WORK TO BE COMPLETED: Look through the entries below and return all lines including the word "status".

(Excerpts from an interface dataset)

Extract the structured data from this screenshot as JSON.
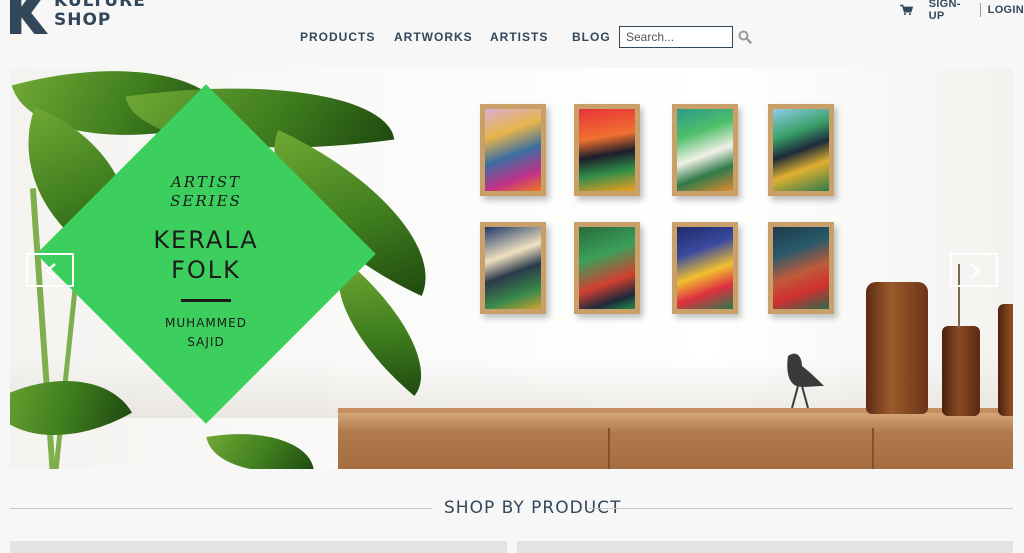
{
  "logo": {
    "line1": "KULTURE",
    "line2": "SHOP"
  },
  "nav": {
    "products": "PRODUCTS",
    "artworks": "ARTWORKS",
    "artists": "ARTISTS",
    "blog": "BLOG"
  },
  "search": {
    "placeholder": "Search..."
  },
  "account": {
    "signup": "SIGN-UP",
    "login": "LOGIN"
  },
  "hero": {
    "series_line1": "ARTIST",
    "series_line2": "SERIES",
    "title_line1": "KERALA",
    "title_line2": "FOLK",
    "artist_line1": "MUHAMMED",
    "artist_line2": "SAJID"
  },
  "section": {
    "title": "SHOP BY PRODUCT"
  },
  "colors": {
    "accent_green": "#3ccf5d",
    "brand_navy": "#33475b"
  },
  "icons": [
    "cart-icon",
    "search-icon",
    "chevron-left-icon",
    "chevron-right-icon"
  ]
}
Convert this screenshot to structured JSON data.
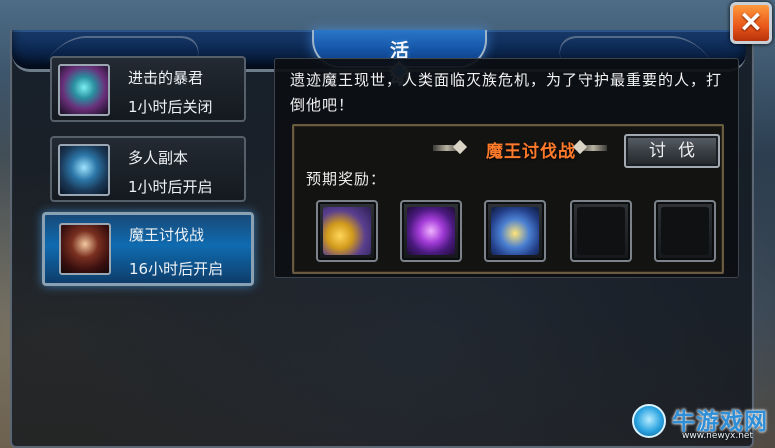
{
  "header": {
    "title": "活 动",
    "close_icon": "×"
  },
  "activities": [
    {
      "name": "进击的暴君",
      "status": "1小时后关闭",
      "icon": "tyrant-portrait-icon"
    },
    {
      "name": "多人副本",
      "status": "1小时后开启",
      "icon": "dungeon-portrait-icon"
    },
    {
      "name": "魔王讨伐战",
      "status": "16小时后开启",
      "icon": "demon-king-portrait-icon",
      "selected": true
    }
  ],
  "detail": {
    "description": "遗迹魔王现世，人类面临灭族危机，为了守护最重要的人，打倒他吧！",
    "event_title": "魔王讨伐战",
    "fight_button": "讨伐",
    "reward_label": "预期奖励：",
    "rewards": [
      {
        "icon": "gold-coins-icon"
      },
      {
        "icon": "purple-crystal-icon"
      },
      {
        "icon": "treasure-chest-icon"
      },
      {
        "icon": "empty-slot"
      },
      {
        "icon": "empty-slot"
      }
    ]
  },
  "watermark": {
    "name": "牛游戏网",
    "url": "www.newyx.net"
  },
  "colors": {
    "accent_orange": "#ff7a2a",
    "title_blue": "#1554a6",
    "selected_blue": "#0f6bb0"
  }
}
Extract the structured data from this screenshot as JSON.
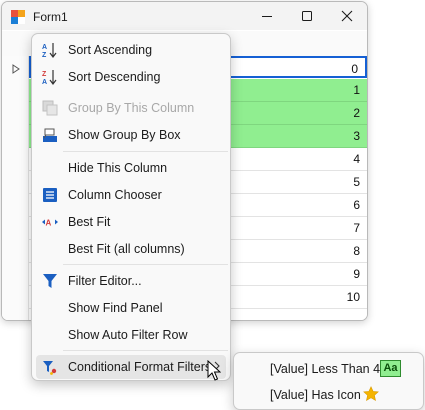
{
  "window": {
    "title": "Form1"
  },
  "grid": {
    "rows": [
      {
        "value": "0",
        "state": "focused"
      },
      {
        "value": "1",
        "state": "highlighted"
      },
      {
        "value": "2",
        "state": "highlighted"
      },
      {
        "value": "3",
        "state": "highlighted"
      },
      {
        "value": "4",
        "state": "normal"
      },
      {
        "value": "5",
        "state": "normal"
      },
      {
        "value": "6",
        "state": "normal"
      },
      {
        "value": "7",
        "state": "normal"
      },
      {
        "value": "8",
        "state": "normal"
      },
      {
        "value": "9",
        "state": "normal"
      },
      {
        "value": "10",
        "state": "normal"
      }
    ],
    "highlight_color": "#90ee90",
    "focus_color": "#1560d4"
  },
  "menu": {
    "items": [
      {
        "label": "Sort Ascending",
        "icon": "sort-ascending-icon",
        "enabled": true
      },
      {
        "label": "Sort Descending",
        "icon": "sort-descending-icon",
        "enabled": true
      },
      {
        "label": "Group By This Column",
        "icon": "group-by-column-icon",
        "enabled": false
      },
      {
        "label": "Show Group By Box",
        "icon": "group-by-box-icon",
        "enabled": true
      },
      {
        "label": "Hide This Column",
        "icon": "",
        "enabled": true
      },
      {
        "label": "Column Chooser",
        "icon": "column-chooser-icon",
        "enabled": true
      },
      {
        "label": "Best Fit",
        "icon": "best-fit-icon",
        "enabled": true
      },
      {
        "label": "Best Fit (all columns)",
        "icon": "",
        "enabled": true
      },
      {
        "label": "Filter Editor...",
        "icon": "filter-icon",
        "enabled": true
      },
      {
        "label": "Show Find Panel",
        "icon": "",
        "enabled": true
      },
      {
        "label": "Show Auto Filter Row",
        "icon": "",
        "enabled": true
      },
      {
        "label": "Conditional Format Filters",
        "icon": "conditional-format-filter-icon",
        "enabled": true,
        "has_submenu": true
      }
    ]
  },
  "submenu": {
    "items": [
      {
        "label": "[Value] Less Than 4",
        "badge": "Aa",
        "badge_color": "#90ee90"
      },
      {
        "label": "[Value] Has Icon",
        "icon": "star-icon",
        "icon_color": "#f5b400"
      }
    ]
  }
}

ANSWER BOX:
      "status": "1小时后关闭",
      "status": "1小时后开启",
      "status": "16小时后开启",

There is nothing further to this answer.